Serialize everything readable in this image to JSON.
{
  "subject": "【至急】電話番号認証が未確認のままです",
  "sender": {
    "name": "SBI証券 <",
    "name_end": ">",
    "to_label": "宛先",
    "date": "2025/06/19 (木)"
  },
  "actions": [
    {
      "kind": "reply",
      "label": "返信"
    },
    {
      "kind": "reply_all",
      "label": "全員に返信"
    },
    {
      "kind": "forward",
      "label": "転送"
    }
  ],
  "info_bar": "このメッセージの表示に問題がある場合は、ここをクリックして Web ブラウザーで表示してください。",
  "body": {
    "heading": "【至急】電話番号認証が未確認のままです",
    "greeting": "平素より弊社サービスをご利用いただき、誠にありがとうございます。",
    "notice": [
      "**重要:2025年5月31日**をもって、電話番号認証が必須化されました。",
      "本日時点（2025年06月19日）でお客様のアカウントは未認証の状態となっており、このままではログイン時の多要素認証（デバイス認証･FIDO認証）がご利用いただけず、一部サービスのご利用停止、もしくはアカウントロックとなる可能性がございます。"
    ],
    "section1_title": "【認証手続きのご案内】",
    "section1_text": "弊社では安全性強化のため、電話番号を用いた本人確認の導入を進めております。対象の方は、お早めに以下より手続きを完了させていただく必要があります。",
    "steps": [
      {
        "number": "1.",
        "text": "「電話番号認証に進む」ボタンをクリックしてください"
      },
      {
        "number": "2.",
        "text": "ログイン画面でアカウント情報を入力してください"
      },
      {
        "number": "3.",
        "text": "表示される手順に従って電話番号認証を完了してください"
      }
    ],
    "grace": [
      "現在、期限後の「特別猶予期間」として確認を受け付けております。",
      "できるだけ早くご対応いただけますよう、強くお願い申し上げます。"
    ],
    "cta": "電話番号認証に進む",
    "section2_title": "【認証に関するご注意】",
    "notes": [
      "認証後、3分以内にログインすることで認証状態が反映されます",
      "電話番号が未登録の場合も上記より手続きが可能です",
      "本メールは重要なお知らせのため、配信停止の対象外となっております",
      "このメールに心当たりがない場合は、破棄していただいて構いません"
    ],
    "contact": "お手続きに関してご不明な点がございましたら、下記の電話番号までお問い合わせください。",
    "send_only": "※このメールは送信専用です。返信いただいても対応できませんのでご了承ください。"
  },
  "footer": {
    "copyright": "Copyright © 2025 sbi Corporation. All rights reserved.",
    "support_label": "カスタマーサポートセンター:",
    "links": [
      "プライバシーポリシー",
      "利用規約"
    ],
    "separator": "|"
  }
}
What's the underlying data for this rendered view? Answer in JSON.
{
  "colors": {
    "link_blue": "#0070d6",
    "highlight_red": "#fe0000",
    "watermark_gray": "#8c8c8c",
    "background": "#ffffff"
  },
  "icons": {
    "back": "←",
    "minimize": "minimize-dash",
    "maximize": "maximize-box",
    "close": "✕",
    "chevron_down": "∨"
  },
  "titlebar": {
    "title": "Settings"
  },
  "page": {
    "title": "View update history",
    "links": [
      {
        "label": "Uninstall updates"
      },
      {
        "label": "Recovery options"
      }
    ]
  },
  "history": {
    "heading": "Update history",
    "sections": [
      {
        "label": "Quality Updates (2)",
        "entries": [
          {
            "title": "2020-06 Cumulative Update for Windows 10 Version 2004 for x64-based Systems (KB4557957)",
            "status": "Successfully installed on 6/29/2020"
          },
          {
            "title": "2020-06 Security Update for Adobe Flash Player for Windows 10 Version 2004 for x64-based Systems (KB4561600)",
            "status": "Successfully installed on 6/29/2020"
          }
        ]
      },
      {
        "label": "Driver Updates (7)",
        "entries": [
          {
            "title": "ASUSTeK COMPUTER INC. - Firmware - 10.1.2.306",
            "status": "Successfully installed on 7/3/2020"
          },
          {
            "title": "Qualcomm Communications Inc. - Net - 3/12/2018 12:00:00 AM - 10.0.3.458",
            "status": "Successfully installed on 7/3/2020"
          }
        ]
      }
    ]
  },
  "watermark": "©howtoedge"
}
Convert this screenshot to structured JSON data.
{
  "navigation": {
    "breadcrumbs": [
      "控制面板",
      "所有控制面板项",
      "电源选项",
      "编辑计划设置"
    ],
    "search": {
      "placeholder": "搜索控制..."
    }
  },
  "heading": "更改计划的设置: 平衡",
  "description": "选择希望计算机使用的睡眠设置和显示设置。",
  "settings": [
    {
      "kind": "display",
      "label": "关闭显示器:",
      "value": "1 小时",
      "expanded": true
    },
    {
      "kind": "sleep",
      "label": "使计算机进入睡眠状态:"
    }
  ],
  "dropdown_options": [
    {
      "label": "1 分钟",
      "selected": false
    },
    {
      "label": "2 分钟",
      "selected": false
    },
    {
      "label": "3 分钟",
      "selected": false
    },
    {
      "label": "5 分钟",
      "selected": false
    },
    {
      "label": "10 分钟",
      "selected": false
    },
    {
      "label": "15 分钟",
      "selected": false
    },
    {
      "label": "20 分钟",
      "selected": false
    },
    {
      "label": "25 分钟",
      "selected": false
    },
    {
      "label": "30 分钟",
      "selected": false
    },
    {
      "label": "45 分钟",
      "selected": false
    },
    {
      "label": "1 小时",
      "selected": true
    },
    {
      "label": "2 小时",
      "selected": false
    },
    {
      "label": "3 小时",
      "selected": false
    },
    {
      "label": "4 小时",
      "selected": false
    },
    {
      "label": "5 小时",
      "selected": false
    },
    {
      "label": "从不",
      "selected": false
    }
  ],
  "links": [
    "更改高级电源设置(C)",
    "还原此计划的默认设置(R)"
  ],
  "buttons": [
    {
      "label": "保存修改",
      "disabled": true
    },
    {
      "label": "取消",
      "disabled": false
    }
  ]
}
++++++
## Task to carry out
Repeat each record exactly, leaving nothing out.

## Reply to the task
Serialize everything readable in this image to JSON.
{
  "subject": "【至急】電話番号認証が未確認のままです",
  "sender": {
    "name": "SBI証券 <",
    "name_end": ">",
    "to_label": "宛先",
    "date": "2025/06/19 (木)"
  },
  "actions": [
    {
      "kind": "reply",
      "label": "返信"
    },
    {
      "kind": "reply_all",
      "label": "全員に返信"
    },
    {
      "kind": "forward",
      "label": "転送"
    }
  ],
  "info_bar": "このメッセージの表示に問題がある場合は、ここをクリックして Web ブラウザーで表示してください。",
  "body": {
    "heading": "【至急】電話番号認証が未確認のままです",
    "greeting": "平素より弊社サービスをご利用いただき、誠にありがとうございます。",
    "notice": [
      "**重要:2025年5月31日**をもって、電話番号認証が必須化されました。",
      "本日時点（2025年06月19日）でお客様のアカウントは未認証の状態となっており、このままではログイン時の多要素認証（デバイス認証･FIDO認証）がご利用いただけず、一部サービスのご利用停止、もしくはアカウントロックとなる可能性がございます。"
    ],
    "section1_title": "【認証手続きのご案内】",
    "section1_text": "弊社では安全性強化のため、電話番号を用いた本人確認の導入を進めております。対象の方は、お早めに以下より手続きを完了させていただく必要があります。",
    "steps": [
      {
        "number": "1.",
        "text": "「電話番号認証に進む」ボタンをクリックしてください"
      },
      {
        "number": "2.",
        "text": "ログイン画面でアカウント情報を入力してください"
      },
      {
        "number": "3.",
        "text": "表示される手順に従って電話番号認証を完了してください"
      }
    ],
    "grace": [
      "現在、期限後の「特別猶予期間」として確認を受け付けております。",
      "できるだけ早くご対応いただけますよう、強くお願い申し上げます。"
    ],
    "cta": "電話番号認証に進む",
    "section2_title": "【認証に関するご注意】",
    "notes": [
      "認証後、3分以内にログインすることで認証状態が反映されます",
      "電話番号が未登録の場合も上記より手続きが可能です",
      "本メールは重要なお知らせのため、配信停止の対象外となっております",
      "このメールに心当たりがない場合は、破棄していただいて構いません"
    ],
    "contact": "お手続きに関してご不明な点がございましたら、下記の電話番号までお問い合わせください。",
    "send_only": "※このメールは送信専用です。返信いただいても対応できませんのでご了承ください。"
  },
  "footer": {
    "copyright": "Copyright © 2025 sbi Corporation. All rights reserved.",
    "support_label": "カスタマーサポートセンター:",
    "links": [
      "プライバシーポリシー",
      "利用規約"
    ],
    "separator": "|"
  }
}
What's the underlying data for this rendered view? Answer in JSON.
{
  "colors": {
    "link_blue": "#0070d6",
    "highlight_red": "#fe0000",
    "watermark_gray": "#8c8c8c",
    "background": "#ffffff"
  },
  "icons": {
    "back": "←",
    "minimize": "minimize-dash",
    "maximize": "maximize-box",
    "close": "✕",
    "chevron_down": "∨"
  },
  "titlebar": {
    "title": "Settings"
  },
  "page": {
    "title": "View update history",
    "links": [
      {
        "label": "Uninstall updates"
      },
      {
        "label": "Recovery options"
      }
    ]
  },
  "history": {
    "heading": "Update history",
    "sections": [
      {
        "label": "Quality Updates (2)",
        "entries": [
          {
            "title": "2020-06 Cumulative Update for Windows 10 Version 2004 for x64-based Systems (KB4557957)",
            "status": "Successfully installed on 6/29/2020"
          },
          {
            "title": "2020-06 Security Update for Adobe Flash Player for Windows 10 Version 2004 for x64-based Systems (KB4561600)",
            "status": "Successfully installed on 6/29/2020"
          }
        ]
      },
      {
        "label": "Driver Updates (7)",
        "entries": [
          {
            "title": "ASUSTeK COMPUTER INC. - Firmware - 10.1.2.306",
            "status": "Successfully installed on 7/3/2020"
          },
          {
            "title": "Qualcomm Communications Inc. - Net - 3/12/2018 12:00:00 AM - 10.0.3.458",
            "status": "Successfully installed on 7/3/2020"
          }
        ]
      }
    ]
  },
  "watermark": "©howtoedge"
}
Convert this screenshot to structured JSON data.
{
  "navigation": {
    "breadcrumbs": [
      "控制面板",
      "所有控制面板项",
      "电源选项",
      "编辑计划设置"
    ],
    "search": {
      "placeholder": "搜索控制..."
    }
  },
  "heading": "更改计划的设置: 平衡",
  "description": "选择希望计算机使用的睡眠设置和显示设置。",
  "settings": [
    {
      "kind": "display",
      "label": "关闭显示器:",
      "value": "1 小时",
      "expanded": true
    },
    {
      "kind": "sleep",
      "label": "使计算机进入睡眠状态:"
    }
  ],
  "dropdown_options": [
    {
      "label": "1 分钟",
      "selected": false
    },
    {
      "label": "2 分钟",
      "selected": false
    },
    {
      "label": "3 分钟",
      "selected": false
    },
    {
      "label": "5 分钟",
      "selected": false
    },
    {
      "label": "10 分钟",
      "selected": false
    },
    {
      "label": "15 分钟",
      "selected": false
    },
    {
      "label": "20 分钟",
      "selected": false
    },
    {
      "label": "25 分钟",
      "selected": false
    },
    {
      "label": "30 分钟",
      "selected": false
    },
    {
      "label": "45 分钟",
      "selected": false
    },
    {
      "label": "1 小时",
      "selected": true
    },
    {
      "label": "2 小时",
      "selected": false
    },
    {
      "label": "3 小时",
      "selected": false
    },
    {
      "label": "4 小时",
      "selected": false
    },
    {
      "label": "5 小时",
      "selected": false
    },
    {
      "label": "从不",
      "selected": false
    }
  ],
  "links": [
    "更改高级电源设置(C)",
    "还原此计划的默认设置(R)"
  ],
  "buttons": [
    {
      "label": "保存修改",
      "disabled": true
    },
    {
      "label": "取消",
      "disabled": false
    }
  ]
}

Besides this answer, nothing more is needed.